  20. ^ Hughes, p.148
  21. ^ Midnight in the Garden - StardustFusion.com
  22. ^ "JONES STREET, SAVANNAH, GA" - GoSouthSavannah.com
  23. ^ 218 West Jones Street - Realtor.com
  24. ^ "SAVANNAH DAYDREAMS" - Orlando Sentinel, August 20, 2000
  25. ^ Bouhan.com Archived August 5, 2020, at the Wayback Machine - History
  26. ^ "Savannah's Sonny Seiler inducted into UGA Circle of Distinction" - Savannah Now, April 28, 2018
  27. ^ "City Talk: The Fitzroy brings eclectic menu to Drayton Street" - Savannah Morning News, May 7, 2018
  28. ^ "Uga - The Georgia Bulldog" - GeorgiaDogs.com
  29. ^ a b c "'Midnight' filming ends in Savannah" - The Augusta Chronicle, June 16, 1997
  30. ^ Midnight in the Garden of Good & Evil – Original Soundtrack at AllMusic.com
  31. ^ Midnight in the Garden of Good and Evil at Rotten Tomatoes
  32. ^ Midnight in the Garden of Good and Evil at Metacritic Edit this at Wikidata
  33. ^ "Home - Cinemascore". Cinemascore. Retrieved December 28, 2019.

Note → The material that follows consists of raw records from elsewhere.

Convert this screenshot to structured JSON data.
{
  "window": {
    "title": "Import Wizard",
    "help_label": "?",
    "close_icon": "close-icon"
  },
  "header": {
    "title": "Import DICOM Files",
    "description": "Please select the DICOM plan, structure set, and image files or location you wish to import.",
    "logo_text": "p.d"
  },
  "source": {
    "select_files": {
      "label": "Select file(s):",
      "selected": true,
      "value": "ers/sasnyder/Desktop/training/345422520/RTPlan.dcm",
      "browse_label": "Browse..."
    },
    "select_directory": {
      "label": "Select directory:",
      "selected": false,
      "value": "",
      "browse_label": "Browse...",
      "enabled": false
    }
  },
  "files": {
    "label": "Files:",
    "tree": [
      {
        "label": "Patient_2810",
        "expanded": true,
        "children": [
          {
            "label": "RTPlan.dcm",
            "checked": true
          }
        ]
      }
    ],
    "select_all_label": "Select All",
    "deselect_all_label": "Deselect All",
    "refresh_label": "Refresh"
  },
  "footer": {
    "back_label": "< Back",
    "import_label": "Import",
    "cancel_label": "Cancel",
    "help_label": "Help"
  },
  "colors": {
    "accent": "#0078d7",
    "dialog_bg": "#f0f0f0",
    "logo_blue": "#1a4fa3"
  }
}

  34. ^ "Author of 'Midnight in the Garden of Good and Evil' returns to Savannah" - The Island Packet, March 3, 2015

External links[edit]